Task
Copy out the data that comes next, character for character, and leave the images aside.

Extracted information
Start of Block

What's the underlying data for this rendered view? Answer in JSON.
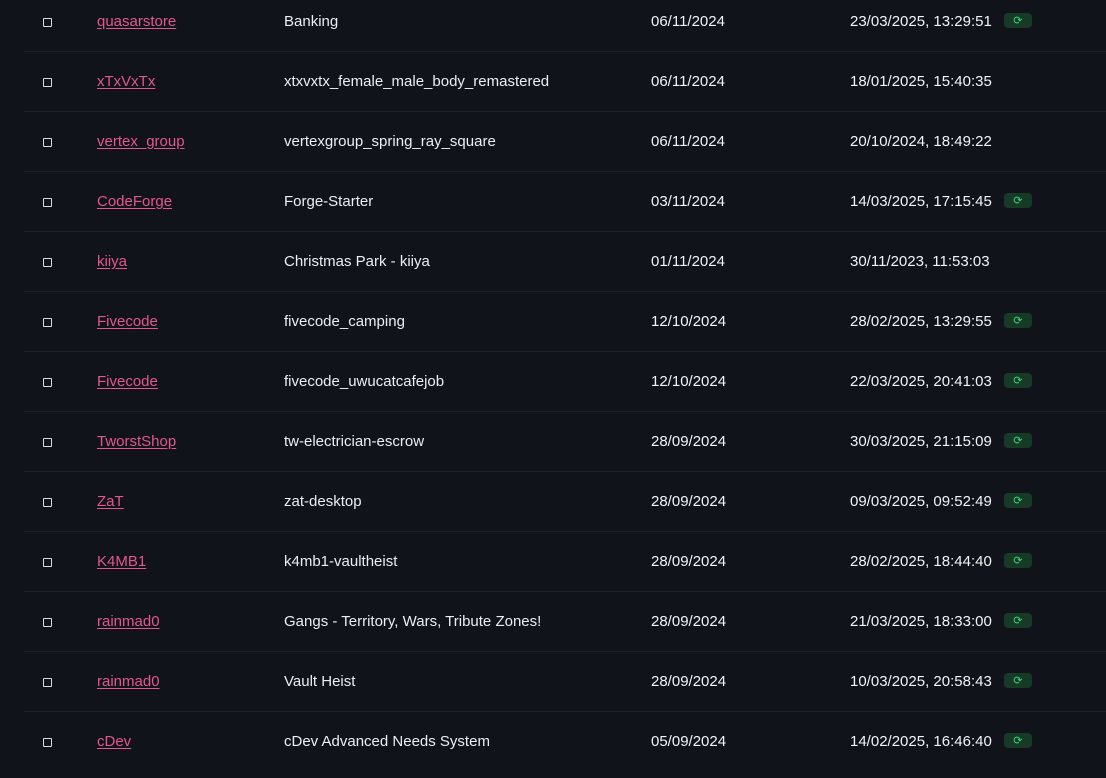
{
  "rows": [
    {
      "author": "quasarstore",
      "name": "Banking",
      "date": "06/11/2024",
      "updated": "23/03/2025, 13:29:51",
      "synced": true
    },
    {
      "author": "xTxVxTx",
      "name": "xtxvxtx_female_male_body_remastered",
      "date": "06/11/2024",
      "updated": "18/01/2025, 15:40:35",
      "synced": false
    },
    {
      "author": "vertex_group",
      "name": "vertexgroup_spring_ray_square",
      "date": "06/11/2024",
      "updated": "20/10/2024, 18:49:22",
      "synced": false
    },
    {
      "author": "CodeForge",
      "name": "Forge-Starter",
      "date": "03/11/2024",
      "updated": "14/03/2025, 17:15:45",
      "synced": true
    },
    {
      "author": "kiiya",
      "name": "Christmas Park - kiiya",
      "date": "01/11/2024",
      "updated": "30/11/2023, 11:53:03",
      "synced": false
    },
    {
      "author": "Fivecode",
      "name": "fivecode_camping",
      "date": "12/10/2024",
      "updated": "28/02/2025, 13:29:55",
      "synced": true
    },
    {
      "author": "Fivecode",
      "name": "fivecode_uwucatcafejob",
      "date": "12/10/2024",
      "updated": "22/03/2025, 20:41:03",
      "synced": true
    },
    {
      "author": "TworstShop",
      "name": "tw-electrician-escrow",
      "date": "28/09/2024",
      "updated": "30/03/2025, 21:15:09",
      "synced": true
    },
    {
      "author": "ZaT",
      "name": "zat-desktop",
      "date": "28/09/2024",
      "updated": "09/03/2025, 09:52:49",
      "synced": true
    },
    {
      "author": "K4MB1",
      "name": "k4mb1-vaultheist",
      "date": "28/09/2024",
      "updated": "28/02/2025, 18:44:40",
      "synced": true
    },
    {
      "author": "rainmad0",
      "name": "Gangs - Territory, Wars, Tribute Zones!",
      "date": "28/09/2024",
      "updated": "21/03/2025, 18:33:00",
      "synced": true
    },
    {
      "author": "rainmad0",
      "name": "Vault Heist",
      "date": "28/09/2024",
      "updated": "10/03/2025, 20:58:43",
      "synced": true
    },
    {
      "author": "cDev",
      "name": "cDev Advanced Needs System",
      "date": "05/09/2024",
      "updated": "14/02/2025, 16:46:40",
      "synced": true
    }
  ],
  "icons": {
    "checkbox": "checkbox-icon",
    "sync": "sync-icon",
    "sync_glyph": "⟳"
  },
  "colors": {
    "background": "#11131a",
    "author_link": "#e2578e",
    "sync_badge_bg": "#163a26",
    "sync_badge_fg": "#3fd47c"
  }
}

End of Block

Response for this exercise
What's the underlying data for this rendered view? Answer in JSON.
{
  "rows": [
    {
      "author": "quasarstore",
      "name": "Banking",
      "date": "06/11/2024",
      "updated": "23/03/2025, 13:29:51",
      "synced": true
    },
    {
      "author": "xTxVxTx",
      "name": "xtxvxtx_female_male_body_remastered",
      "date": "06/11/2024",
      "updated": "18/01/2025, 15:40:35",
      "synced": false
    },
    {
      "author": "vertex_group",
      "name": "vertexgroup_spring_ray_square",
      "date": "06/11/2024",
      "updated": "20/10/2024, 18:49:22",
      "synced": false
    },
    {
      "author": "CodeForge",
      "name": "Forge-Starter",
      "date": "03/11/2024",
      "updated": "14/03/2025, 17:15:45",
      "synced": true
    },
    {
      "author": "kiiya",
      "name": "Christmas Park - kiiya",
      "date": "01/11/2024",
      "updated": "30/11/2023, 11:53:03",
      "synced": false
    },
    {
      "author": "Fivecode",
      "name": "fivecode_camping",
      "date": "12/10/2024",
      "updated": "28/02/2025, 13:29:55",
      "synced": true
    },
    {
      "author": "Fivecode",
      "name": "fivecode_uwucatcafejob",
      "date": "12/10/2024",
      "updated": "22/03/2025, 20:41:03",
      "synced": true
    },
    {
      "author": "TworstShop",
      "name": "tw-electrician-escrow",
      "date": "28/09/2024",
      "updated": "30/03/2025, 21:15:09",
      "synced": true
    },
    {
      "author": "ZaT",
      "name": "zat-desktop",
      "date": "28/09/2024",
      "updated": "09/03/2025, 09:52:49",
      "synced": true
    },
    {
      "author": "K4MB1",
      "name": "k4mb1-vaultheist",
      "date": "28/09/2024",
      "updated": "28/02/2025, 18:44:40",
      "synced": true
    },
    {
      "author": "rainmad0",
      "name": "Gangs - Territory, Wars, Tribute Zones!",
      "date": "28/09/2024",
      "updated": "21/03/2025, 18:33:00",
      "synced": true
    },
    {
      "author": "rainmad0",
      "name": "Vault Heist",
      "date": "28/09/2024",
      "updated": "10/03/2025, 20:58:43",
      "synced": true
    },
    {
      "author": "cDev",
      "name": "cDev Advanced Needs System",
      "date": "05/09/2024",
      "updated": "14/02/2025, 16:46:40",
      "synced": true
    }
  ],
  "icons": {
    "checkbox": "checkbox-icon",
    "sync": "sync-icon",
    "sync_glyph": "⟳"
  },
  "colors": {
    "background": "#11131a",
    "author_link": "#e2578e",
    "sync_badge_bg": "#163a26",
    "sync_badge_fg": "#3fd47c"
  }
}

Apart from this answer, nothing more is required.